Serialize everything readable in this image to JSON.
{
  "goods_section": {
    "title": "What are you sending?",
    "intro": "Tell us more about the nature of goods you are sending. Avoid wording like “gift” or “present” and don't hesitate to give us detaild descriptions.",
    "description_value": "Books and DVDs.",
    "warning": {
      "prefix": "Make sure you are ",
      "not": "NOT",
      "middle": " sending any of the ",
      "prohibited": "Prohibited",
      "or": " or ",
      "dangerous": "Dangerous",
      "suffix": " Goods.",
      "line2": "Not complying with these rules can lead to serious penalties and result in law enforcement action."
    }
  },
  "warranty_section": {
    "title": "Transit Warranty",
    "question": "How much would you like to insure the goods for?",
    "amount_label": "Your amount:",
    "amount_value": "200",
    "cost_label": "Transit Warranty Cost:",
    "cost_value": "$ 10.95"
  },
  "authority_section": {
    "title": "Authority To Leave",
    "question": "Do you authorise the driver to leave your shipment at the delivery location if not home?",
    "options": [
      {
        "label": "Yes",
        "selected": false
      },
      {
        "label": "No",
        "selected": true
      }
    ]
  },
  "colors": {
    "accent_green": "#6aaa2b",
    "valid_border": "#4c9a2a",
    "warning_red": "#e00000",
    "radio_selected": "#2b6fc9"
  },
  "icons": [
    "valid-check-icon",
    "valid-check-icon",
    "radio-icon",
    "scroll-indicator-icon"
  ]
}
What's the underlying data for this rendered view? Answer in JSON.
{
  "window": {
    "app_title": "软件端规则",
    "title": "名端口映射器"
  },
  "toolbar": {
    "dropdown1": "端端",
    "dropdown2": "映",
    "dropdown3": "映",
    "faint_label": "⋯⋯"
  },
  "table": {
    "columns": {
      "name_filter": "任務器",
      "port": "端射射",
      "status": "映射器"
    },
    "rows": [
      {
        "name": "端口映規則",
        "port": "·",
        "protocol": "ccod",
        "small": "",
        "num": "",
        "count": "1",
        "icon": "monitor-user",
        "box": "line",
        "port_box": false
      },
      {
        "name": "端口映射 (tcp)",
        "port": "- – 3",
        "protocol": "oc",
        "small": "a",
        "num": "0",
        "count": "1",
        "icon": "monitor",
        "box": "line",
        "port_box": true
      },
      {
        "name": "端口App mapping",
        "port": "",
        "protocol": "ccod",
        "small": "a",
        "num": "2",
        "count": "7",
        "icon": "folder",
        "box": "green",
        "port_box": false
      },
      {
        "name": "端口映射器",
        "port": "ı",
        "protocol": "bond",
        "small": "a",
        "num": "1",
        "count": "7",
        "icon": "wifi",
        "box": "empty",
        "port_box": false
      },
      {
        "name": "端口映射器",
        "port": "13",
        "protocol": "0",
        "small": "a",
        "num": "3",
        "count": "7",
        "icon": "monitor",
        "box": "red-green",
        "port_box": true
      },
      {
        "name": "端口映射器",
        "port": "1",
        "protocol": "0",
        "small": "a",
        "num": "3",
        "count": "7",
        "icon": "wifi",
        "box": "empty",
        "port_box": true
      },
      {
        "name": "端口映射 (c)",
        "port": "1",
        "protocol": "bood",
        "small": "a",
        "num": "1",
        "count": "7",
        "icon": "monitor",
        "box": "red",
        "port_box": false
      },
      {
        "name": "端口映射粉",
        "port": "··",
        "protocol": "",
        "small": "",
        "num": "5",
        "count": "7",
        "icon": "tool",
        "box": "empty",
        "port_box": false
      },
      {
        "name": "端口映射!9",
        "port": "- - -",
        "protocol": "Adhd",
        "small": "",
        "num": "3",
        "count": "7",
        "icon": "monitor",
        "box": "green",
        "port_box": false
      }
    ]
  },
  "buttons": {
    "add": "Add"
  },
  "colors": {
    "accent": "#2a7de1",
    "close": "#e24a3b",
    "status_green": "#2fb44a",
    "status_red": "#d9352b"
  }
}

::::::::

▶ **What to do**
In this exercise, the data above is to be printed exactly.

▶ **Written solution**
Serialize everything readable in this image to JSON.
{
  "goods_section": {
    "title": "What are you sending?",
    "intro": "Tell us more about the nature of goods you are sending. Avoid wording like “gift” or “present” and don't hesitate to give us detaild descriptions.",
    "description_value": "Books and DVDs.",
    "warning": {
      "prefix": "Make sure you are ",
      "not": "NOT",
      "middle": " sending any of the ",
      "prohibited": "Prohibited",
      "or": " or ",
      "dangerous": "Dangerous",
      "suffix": " Goods.",
      "line2": "Not complying with these rules can lead to serious penalties and result in law enforcement action."
    }
  },
  "warranty_section": {
    "title": "Transit Warranty",
    "question": "How much would you like to insure the goods for?",
    "amount_label": "Your amount:",
    "amount_value": "200",
    "cost_label": "Transit Warranty Cost:",
    "cost_value": "$ 10.95"
  },
  "authority_section": {
    "title": "Authority To Leave",
    "question": "Do you authorise the driver to leave your shipment at the delivery location if not home?",
    "options": [
      {
        "label": "Yes",
        "selected": false
      },
      {
        "label": "No",
        "selected": true
      }
    ]
  },
  "colors": {
    "accent_green": "#6aaa2b",
    "valid_border": "#4c9a2a",
    "warning_red": "#e00000",
    "radio_selected": "#2b6fc9"
  },
  "icons": [
    "valid-check-icon",
    "valid-check-icon",
    "radio-icon",
    "scroll-indicator-icon"
  ]
}
What's the underlying data for this rendered view? Answer in JSON.
{
  "window": {
    "app_title": "软件端规则",
    "title": "名端口映射器"
  },
  "toolbar": {
    "dropdown1": "端端",
    "dropdown2": "映",
    "dropdown3": "映",
    "faint_label": "⋯⋯"
  },
  "table": {
    "columns": {
      "name_filter": "任務器",
      "port": "端射射",
      "status": "映射器"
    },
    "rows": [
      {
        "name": "端口映規則",
        "port": "·",
        "protocol": "ccod",
        "small": "",
        "num": "",
        "count": "1",
        "icon": "monitor-user",
        "box": "line",
        "port_box": false
      },
      {
        "name": "端口映射 (tcp)",
        "port": "- – 3",
        "protocol": "oc",
        "small": "a",
        "num": "0",
        "count": "1",
        "icon": "monitor",
        "box": "line",
        "port_box": true
      },
      {
        "name": "端口App mapping",
        "port": "",
        "protocol": "ccod",
        "small": "a",
        "num": "2",
        "count": "7",
        "icon": "folder",
        "box": "green",
        "port_box": false
      },
      {
        "name": "端口映射器",
        "port": "ı",
        "protocol": "bond",
        "small": "a",
        "num": "1",
        "count": "7",
        "icon": "wifi",
        "box": "empty",
        "port_box": false
      },
      {
        "name": "端口映射器",
        "port": "13",
        "protocol": "0",
        "small": "a",
        "num": "3",
        "count": "7",
        "icon": "monitor",
        "box": "red-green",
        "port_box": true
      },
      {
        "name": "端口映射器",
        "port": "1",
        "protocol": "0",
        "small": "a",
        "num": "3",
        "count": "7",
        "icon": "wifi",
        "box": "empty",
        "port_box": true
      },
      {
        "name": "端口映射 (c)",
        "port": "1",
        "protocol": "bood",
        "small": "a",
        "num": "1",
        "count": "7",
        "icon": "monitor",
        "box": "red",
        "port_box": false
      },
      {
        "name": "端口映射粉",
        "port": "··",
        "protocol": "",
        "small": "",
        "num": "5",
        "count": "7",
        "icon": "tool",
        "box": "empty",
        "port_box": false
      },
      {
        "name": "端口映射!9",
        "port": "- - -",
        "protocol": "Adhd",
        "small": "",
        "num": "3",
        "count": "7",
        "icon": "monitor",
        "box": "green",
        "port_box": false
      }
    ]
  },
  "buttons": {
    "add": "Add"
  },
  "colors": {
    "accent": "#2a7de1",
    "close": "#e24a3b",
    "status_green": "#2fb44a",
    "status_red": "#d9352b"
  }
}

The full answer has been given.